TASK ITEM:
Nothing should change. Output the data exactly.

☆ ☆ ☆ ☆ ☆ ☆ ☆

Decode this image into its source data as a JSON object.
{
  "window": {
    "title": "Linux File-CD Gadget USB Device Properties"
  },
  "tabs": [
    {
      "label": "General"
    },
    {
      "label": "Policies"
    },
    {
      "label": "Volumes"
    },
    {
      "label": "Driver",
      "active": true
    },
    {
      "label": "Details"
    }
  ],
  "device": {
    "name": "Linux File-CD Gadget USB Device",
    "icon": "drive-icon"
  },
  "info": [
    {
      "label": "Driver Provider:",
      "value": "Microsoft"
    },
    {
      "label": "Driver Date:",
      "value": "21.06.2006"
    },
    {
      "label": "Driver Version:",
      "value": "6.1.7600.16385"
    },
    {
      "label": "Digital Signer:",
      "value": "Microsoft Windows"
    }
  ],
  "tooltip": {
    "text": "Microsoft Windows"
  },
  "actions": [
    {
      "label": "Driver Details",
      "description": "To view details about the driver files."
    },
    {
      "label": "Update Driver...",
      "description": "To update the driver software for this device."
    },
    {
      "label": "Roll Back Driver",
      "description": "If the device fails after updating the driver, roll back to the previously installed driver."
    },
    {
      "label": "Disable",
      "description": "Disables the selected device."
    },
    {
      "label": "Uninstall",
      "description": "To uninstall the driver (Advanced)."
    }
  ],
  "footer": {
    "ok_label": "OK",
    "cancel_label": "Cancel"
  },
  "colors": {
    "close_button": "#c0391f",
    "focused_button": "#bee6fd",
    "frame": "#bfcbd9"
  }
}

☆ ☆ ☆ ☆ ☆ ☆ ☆

ANSWER BOX:
Decode this image into its source data as a JSON object.
{
  "window": {
    "title": "Linux File-CD Gadget USB Device Properties"
  },
  "tabs": [
    {
      "label": "General"
    },
    {
      "label": "Policies"
    },
    {
      "label": "Volumes"
    },
    {
      "label": "Driver",
      "active": true
    },
    {
      "label": "Details"
    }
  ],
  "device": {
    "name": "Linux File-CD Gadget USB Device",
    "icon": "drive-icon"
  },
  "info": [
    {
      "label": "Driver Provider:",
      "value": "Microsoft"
    },
    {
      "label": "Driver Date:",
      "value": "21.06.2006"
    },
    {
      "label": "Driver Version:",
      "value": "6.1.7600.16385"
    },
    {
      "label": "Digital Signer:",
      "value": "Microsoft Windows"
    }
  ],
  "tooltip": {
    "text": "Microsoft Windows"
  },
  "actions": [
    {
      "label": "Driver Details",
      "description": "To view details about the driver files."
    },
    {
      "label": "Update Driver...",
      "description": "To update the driver software for this device."
    },
    {
      "label": "Roll Back Driver",
      "description": "If the device fails after updating the driver, roll back to the previously installed driver."
    },
    {
      "label": "Disable",
      "description": "Disables the selected device."
    },
    {
      "label": "Uninstall",
      "description": "To uninstall the driver (Advanced)."
    }
  ],
  "footer": {
    "ok_label": "OK",
    "cancel_label": "Cancel"
  },
  "colors": {
    "close_button": "#c0391f",
    "focused_button": "#bee6fd",
    "frame": "#bfcbd9"
  }
}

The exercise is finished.